STATE COLLEGE, Pa. (AP) - Penn State University plans to steer clear of higher-than-expected tuition increases to balance the books despite facing difficult budget decisions amid a worsening economy, school president Graham Spanier said Friday.
Penn State has an enrollment of 92,000, counting its 24 campuses statewide and online students. The Board of Trustees proposed increases for the 2009-10 school year of between 4.9 and 5.6 percent, depending on the campus, in its appropriations request to the state in Sept.
That same month, though, the state told the university that it would likely hold back $15 million of previously appropriated money for the current school year due to economic woes.
The university hasn't had to increase tuition at midyear in large part to "defensive measures'' and long-range planning, Spanier said Friday in addressing the trustees.
With prospects of a short-term recovery dim, the university is thinking ahead. Rising costs for fuel and other utilities are among the items that the university must account for amid lower appropriations, a reduced endowment and the credit crunch, Spanier said.
Trustees on Friday did approve an increase to room and board rates of about 5.8 percent, or about $225 per semester for the next academic year at all nine of the university's residential campuses.
But current and prospective students also face tightening family pocketbooks, especially at a university where the tuition for lower-division, in-state students is about $13,000 a year - and almost double that for out-of-state students.

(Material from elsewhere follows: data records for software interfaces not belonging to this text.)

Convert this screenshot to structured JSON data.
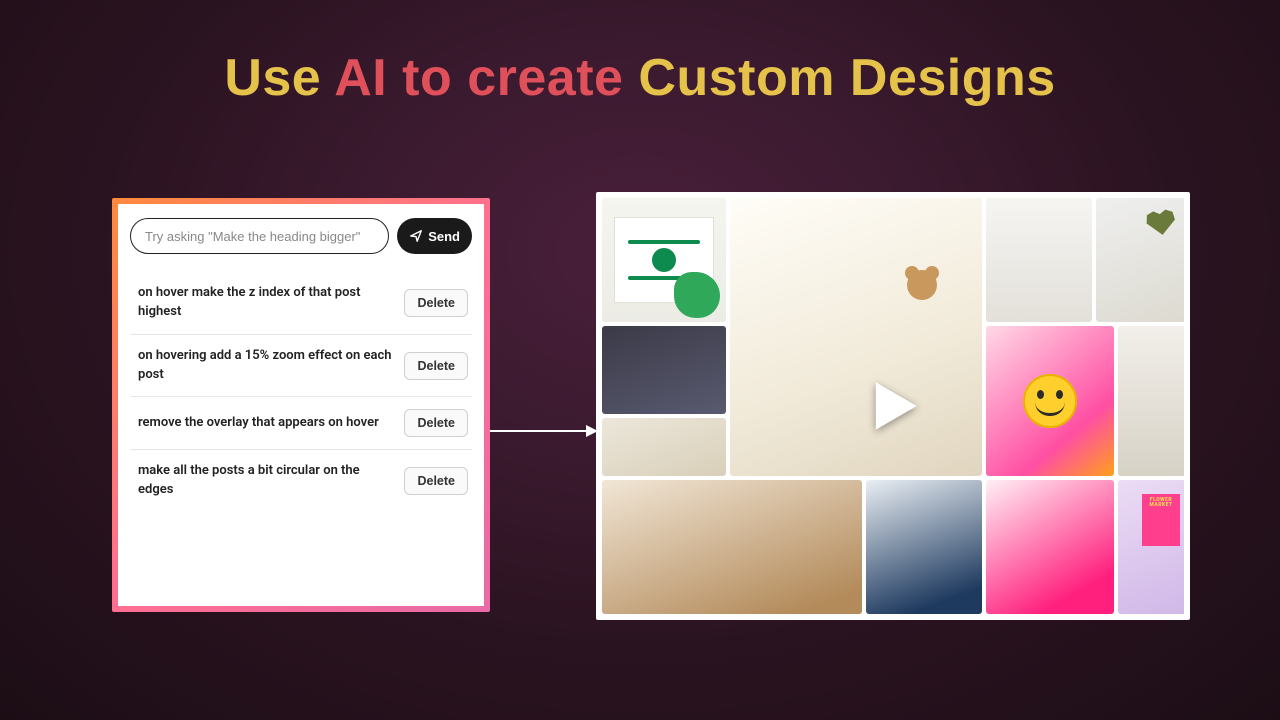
{
  "headline": {
    "part1": {
      "text": "Use ",
      "color": "#e5c24a"
    },
    "part2": {
      "text": "AI to create ",
      "color": "#e0505a"
    },
    "part3": {
      "text": "Custom Designs",
      "color": "#e5c24a"
    }
  },
  "chat": {
    "placeholder": "Try asking \"Make the heading bigger\"",
    "send_label": "Send",
    "delete_label": "Delete",
    "prompts": [
      "on hover make the z index of that post highest",
      "on hovering add a 15% zoom effect on each post",
      "remove the overlay that appears on hover",
      "make all the posts a bit circular on the edges"
    ]
  },
  "gallery": {
    "play_label": "Play",
    "flower_poster_text": "FLOWER MARKET"
  }
}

"We're going to do everything we can to leave tuition in the same zone as it has been proposed (in September), and not used to balance the budget,'' Spanier said during a break Friday.
"We would have to have an extraordinary tuition increase to get next year's budget in balance if we wanted to follow through on that earlier plan,'' he said. "We don't think that would be possible or appropriate given the economic circumstances our students and families are facing.''
Instead, there may be significant cuts in other areas, including little or no salary increases. The schedules and financing on some new building projects may be delayed.
The school also announced that Spanier and his wife, English professor Sandra Spanier, have made a new $700,000 philanthropic commitment, increasing their total commitment to $1 million.